The city of Pittsburgh was ready for a party Thursday night, but San Jose Sharks goalie Martin Jones was determined to single-handedly put it a stop to it.
His teammates are fortunate that he did.
Thanks to a stunning 44-save performance from Jones and a three-point night from Logan Couture, the Sharks were able to pick up a 4-2 victory over the Penguins in Game 5 of the Stanley Cup Final and send the series back to San Jose for Game 6 on Sunday night.
Five games in we have a pretty good feel for the way this series is being played. The Penguins have been the better team. They have played better. They have generated more shots on goal and have created more scoring chances. The only reason it is still going is because of the play of the goalies, Jones in particular.
Given that, the path for a Sharks comeback has always been based on the play of their goalie. He has been their best player in the series, and has helped keep every game close as the Penguins have dominated the shot chart by an incredible 179-120 margin through five games, including a 46-22 edge in Game 5 alone.
In the two games the Sharks have won Jones has had to stop 84 out of 88 shots, stopping at least 40 shots both times.
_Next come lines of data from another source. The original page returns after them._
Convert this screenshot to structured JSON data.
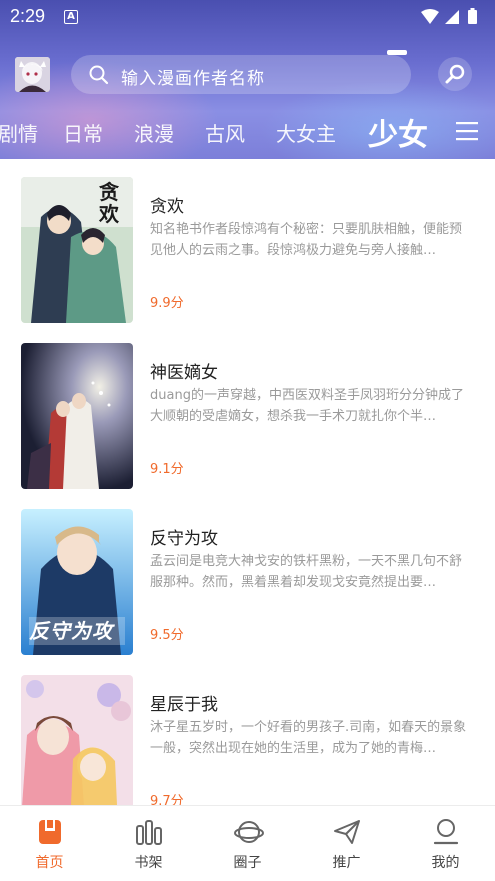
{
  "status": {
    "time": "2:29",
    "notif": "A"
  },
  "search": {
    "placeholder": "输入漫画作者名称"
  },
  "tabs": [
    {
      "label": "剧情",
      "active": false
    },
    {
      "label": "日常",
      "active": false
    },
    {
      "label": "浪漫",
      "active": false
    },
    {
      "label": "古风",
      "active": false
    },
    {
      "label": "大女主",
      "active": false
    },
    {
      "label": "少女",
      "active": true
    }
  ],
  "comics": [
    {
      "title": "贪欢",
      "desc": "知名艳书作者段惊鸿有个秘密：只要肌肤相触，便能预见他人的云雨之事。段惊鸿极力避免与旁人接触…",
      "score": "9.9分",
      "cover_text": "贪欢"
    },
    {
      "title": "神医嫡女",
      "desc": "duang的一声穿越，中西医双料圣手凤羽珩分分钟成了大顺朝的受虐嫡女，想杀我一手术刀就扎你个半…",
      "score": "9.1分",
      "cover_text": ""
    },
    {
      "title": "反守为攻",
      "desc": "孟云间是电竞大神戈安的铁杆黑粉，一天不黑几句不舒服那种。然而，黑着黑着却发现戈安竟然提出要…",
      "score": "9.5分",
      "cover_text": "反守为攻"
    },
    {
      "title": "星辰于我",
      "desc": "沐子星五岁时，一个好看的男孩子.司南，如春天的景象一般，突然出现在她的生活里，成为了她的青梅…",
      "score": "9.7分",
      "cover_text": ""
    }
  ],
  "nav": [
    {
      "label": "首页",
      "icon": "home-icon",
      "active": true
    },
    {
      "label": "书架",
      "icon": "bookshelf-icon",
      "active": false
    },
    {
      "label": "圈子",
      "icon": "planet-icon",
      "active": false
    },
    {
      "label": "推广",
      "icon": "paper-plane-icon",
      "active": false
    },
    {
      "label": "我的",
      "icon": "profile-icon",
      "active": false
    }
  ],
  "colors": {
    "accent": "#f06a2c",
    "header": "#6a6ed0"
  }
}
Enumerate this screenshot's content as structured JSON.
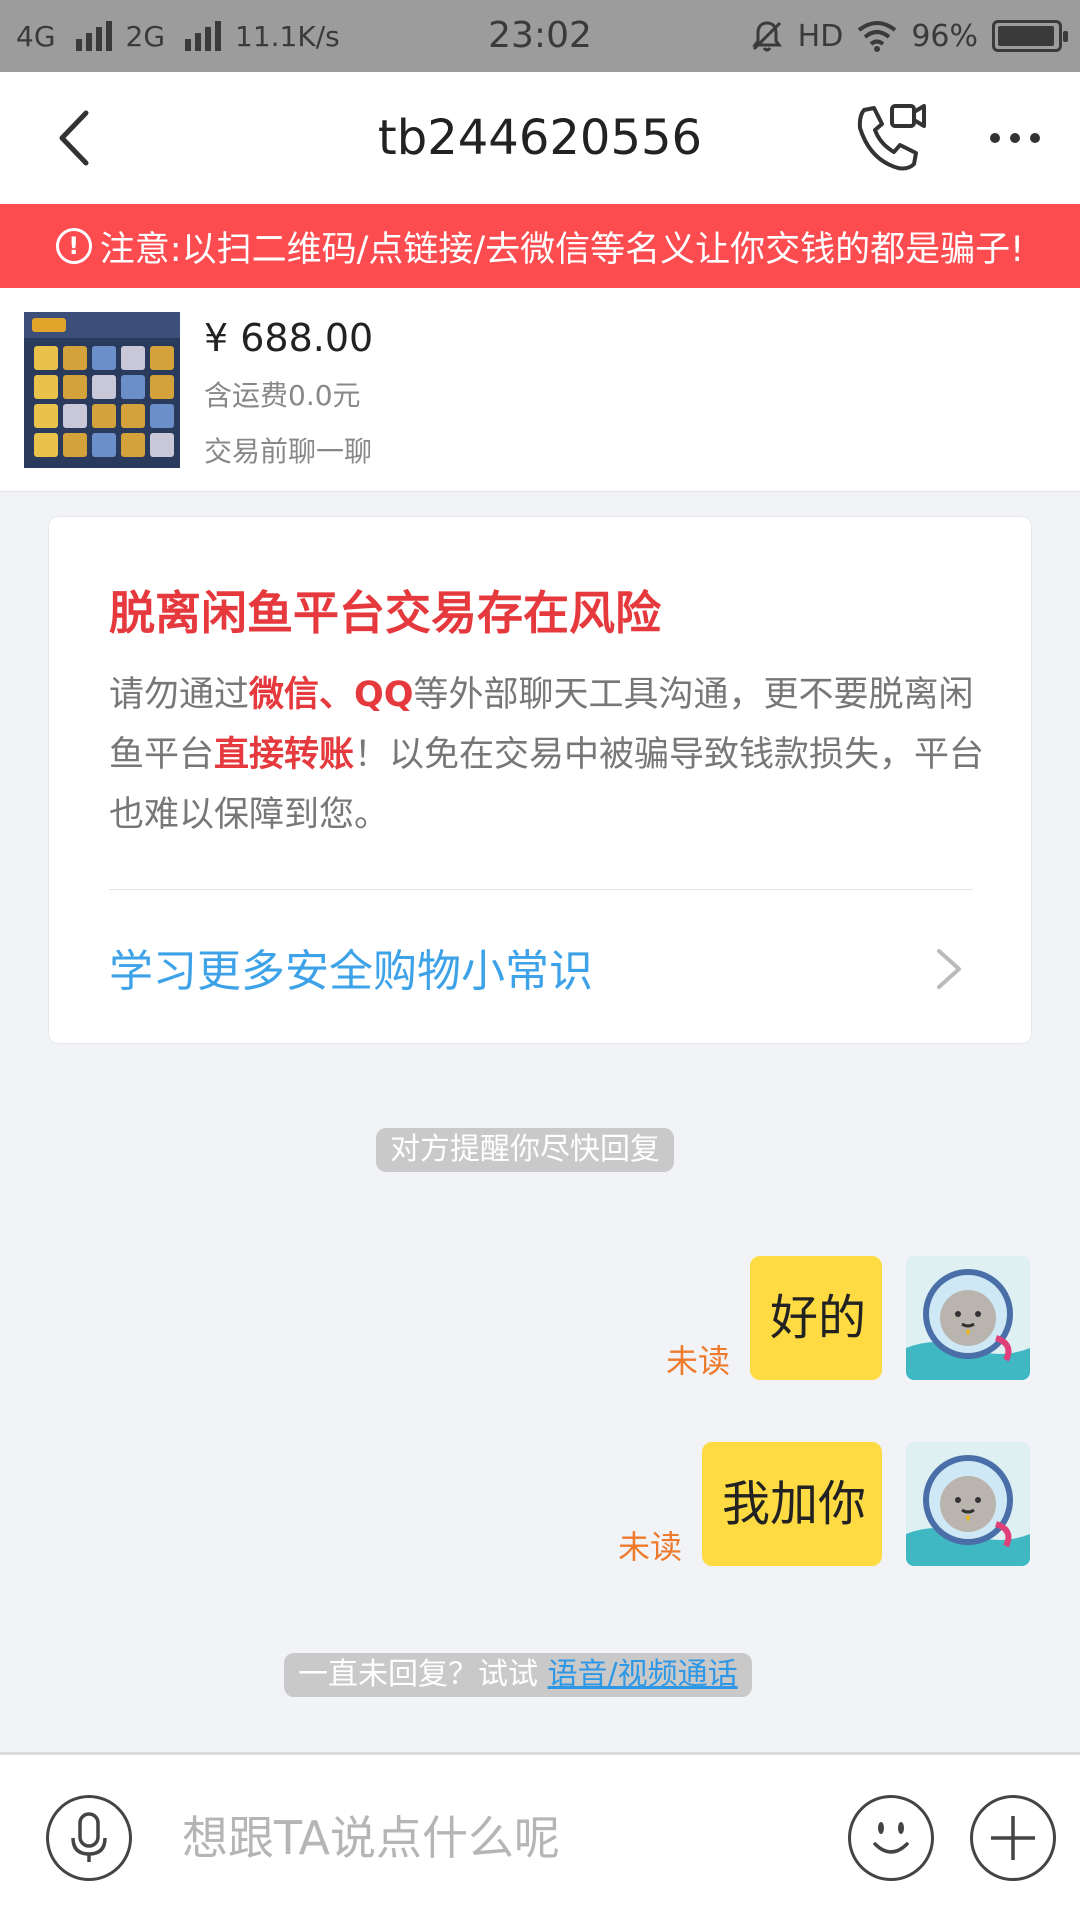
{
  "status_bar": {
    "network1": "4G",
    "network2": "2G",
    "speed": "11.1K/s",
    "time": "23:02",
    "hd": "HD",
    "battery": "96%",
    "battery_level": 0.96
  },
  "header": {
    "title": "tb244620556"
  },
  "warning_banner": {
    "text": "注意:以扫二维码/点链接/去微信等名义让你交钱的都是骗子!"
  },
  "product": {
    "price": "¥ 688.00",
    "shipping": "含运费0.0元",
    "note": "交易前聊一聊"
  },
  "risk_card": {
    "title": "脱离闲鱼平台交易存在风险",
    "body_1": "请勿通过",
    "body_hl_1": "微信、QQ",
    "body_2": "等外部聊天工具沟通，更不要脱离闲鱼平台",
    "body_hl_2": "直接转账",
    "body_3": "！以免在交易中被骗导致钱款损失，平台也难以保障到您。",
    "link": "学习更多安全购物小常识"
  },
  "reminder_chip": "对方提醒你尽快回复",
  "messages": [
    {
      "text": "好的",
      "status": "未读"
    },
    {
      "text": "我加你",
      "status": "未读"
    }
  ],
  "call_tip": {
    "prefix": "一直未回复？试试 ",
    "link": "语音/视频通话"
  },
  "input": {
    "placeholder": "想跟TA说点什么呢"
  },
  "colors": {
    "warning": "#fd4c50",
    "bubble": "#fedb43",
    "risk_red": "#e5393e",
    "link_blue": "#3da2e8",
    "unread_orange": "#ee7a2b"
  }
}
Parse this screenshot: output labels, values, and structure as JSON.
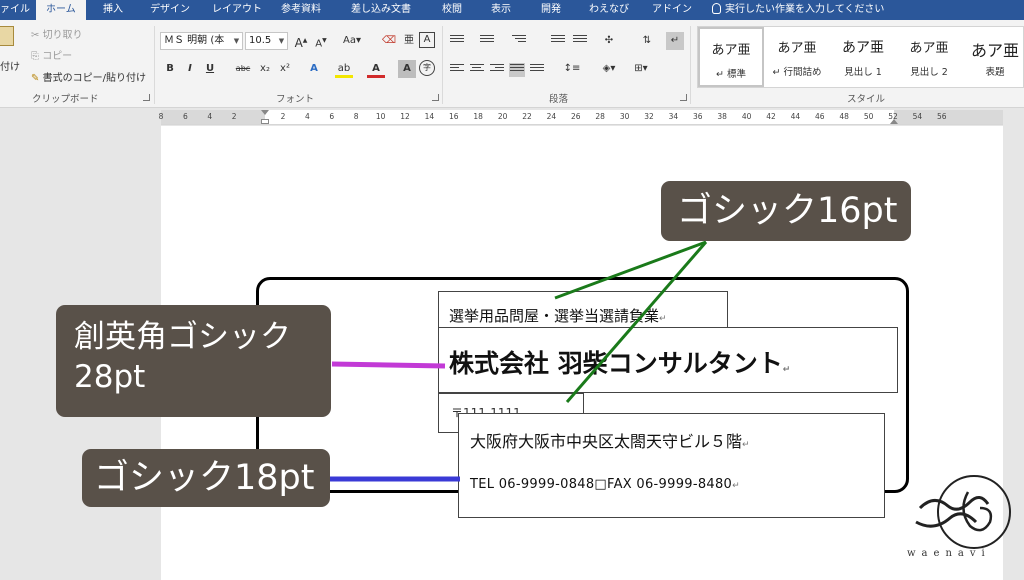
{
  "ribbon_tabs": [
    {
      "label": "ァイル"
    },
    {
      "label": "ホーム",
      "active": true
    },
    {
      "label": "挿入"
    },
    {
      "label": "デザイン"
    },
    {
      "label": "レイアウト"
    },
    {
      "label": "参考資料"
    },
    {
      "label": "差し込み文書"
    },
    {
      "label": "校閲"
    },
    {
      "label": "表示"
    },
    {
      "label": "開発"
    },
    {
      "label": "わえなび"
    },
    {
      "label": "アドイン"
    }
  ],
  "tell_me": {
    "placeholder": "実行したい作業を入力してください",
    "icon": "lightbulb-icon"
  },
  "clipboard": {
    "paste_label": "付け",
    "cut_label": "切り取り",
    "copy_label": "コピー",
    "format_painter_label": "書式のコピー/貼り付け",
    "group_label": "クリップボード"
  },
  "font": {
    "font_name": "ＭＳ 明朝 (本",
    "font_size": "10.5",
    "grow_label": "A",
    "shrink_label": "A",
    "case_label": "Aa",
    "bold_label": "B",
    "italic_label": "I",
    "underline_label": "U",
    "strike_label": "abc",
    "subscript_label": "x₂",
    "superscript_label": "x²",
    "effects_label": "A",
    "highlight_label": "ab",
    "color_label": "A",
    "shade_label": "A",
    "enclose_label": "字",
    "ruby_label": "亜",
    "border_label": "A",
    "group_label": "フォント"
  },
  "paragraph": {
    "group_label": "段落"
  },
  "styles": {
    "items": [
      {
        "preview": "あア亜",
        "name": "標準",
        "selected": true
      },
      {
        "preview": "あア亜",
        "name": "行間詰め"
      },
      {
        "preview": "あア亜",
        "name": "見出し 1"
      },
      {
        "preview": "あア亜",
        "name": "見出し 2"
      },
      {
        "preview": "あア亜",
        "name": "表題"
      }
    ],
    "group_label": "スタイル"
  },
  "ruler_ticks": [
    "8",
    "6",
    "4",
    "2",
    "2",
    "4",
    "6",
    "8",
    "10",
    "12",
    "14",
    "16",
    "18",
    "20",
    "22",
    "24",
    "26",
    "28",
    "30",
    "32",
    "34",
    "36",
    "38",
    "40",
    "42",
    "44",
    "46",
    "48",
    "50",
    "52",
    "54",
    "56"
  ],
  "document": {
    "line1": "選挙用品問屋・選挙当選請負業",
    "company_name": "株式会社 羽柴コンサルタント",
    "postal": "〒111-1111",
    "address": "大阪府大阪市中央区太閤天守ビル５階",
    "tel_fax": "TEL 06-9999-0848□FAX 06-9999-8480",
    "paragraph_mark": "↵"
  },
  "callouts": {
    "gothic16": "ゴシック16pt",
    "soei_line1": "創英角ゴシック",
    "soei_line2": "28pt",
    "gothic18": "ゴシック18pt"
  },
  "colors": {
    "ribbon_blue": "#2b579a",
    "callout_bg": "#595149",
    "leader_green": "#1a7a1a",
    "leader_magenta": "#c23ad6",
    "leader_blue": "#3a3ad6"
  },
  "logo": {
    "text": "waenavi"
  }
}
Martin Jones is 1st goalie in expansion era to make 40+ saves in multiple wins in a #StanleyCup Final. @EliasSportspic.twitter.com/mMo0skiQuh— NHL Public Relations (@PR_NHL) June 10, 2016
It has not been a matter of the Sharks keeping things to the outside and making life easy for their goalie. He has had to make some stellar saves along the way, with perhaps none being better than this pad save on Nick Bonino late in the second period as the Sharks were clinging to their one-goal lead.
The only two goals gave up Thursday were on shots that bounced in off of bodies in front, with Evgeni Malkin's power-play goal bouncing off a Sharks defender and the second goal just 22 seconds later going in off of Carl Hagelin. Everything he managed to get a clean look at, he stopped. And when he didn't, he had a little bit of luck on his side when a Phil Kessel shot -- just after the tying goal when the Penguins were swarming around the net -- rang off of both goal posts behind him.
When it comes to winning and losing hockey games there can be nothing more impactful than goaltending, and we saw why Thursday night. While Jones was doing his part to put his teammates on his back and steal the game at his end of the ice, Penguins goalie Matt Murray had an absolutely miserable start to the game that saw him give up three goals on seven shots as part of that wild first period, including on two of the first three shots of the game just three minutes in.
Those two performances were enough to completely swing the game in San Jose's favor.
At this point in the series it is pretty clear that the Penguins' skaters are outplaying the Sharks' skaters, while Jones is outplaying his counterpart at the other end of the ice.
For the Penguins, it is similar to the way the Eastern Conference finals series against the Tampa Bay Lightning played out. They were clearly the better team but the goaltending was nearly the difference. They have to hope they can continue getting enough looks and enough chances that they finally break down the wall that Jones is building in his crease just as they did with Andrei Vasilevskiy.
For the Sharks, they will probably have to hope Jones has two more games like Game 5 in him.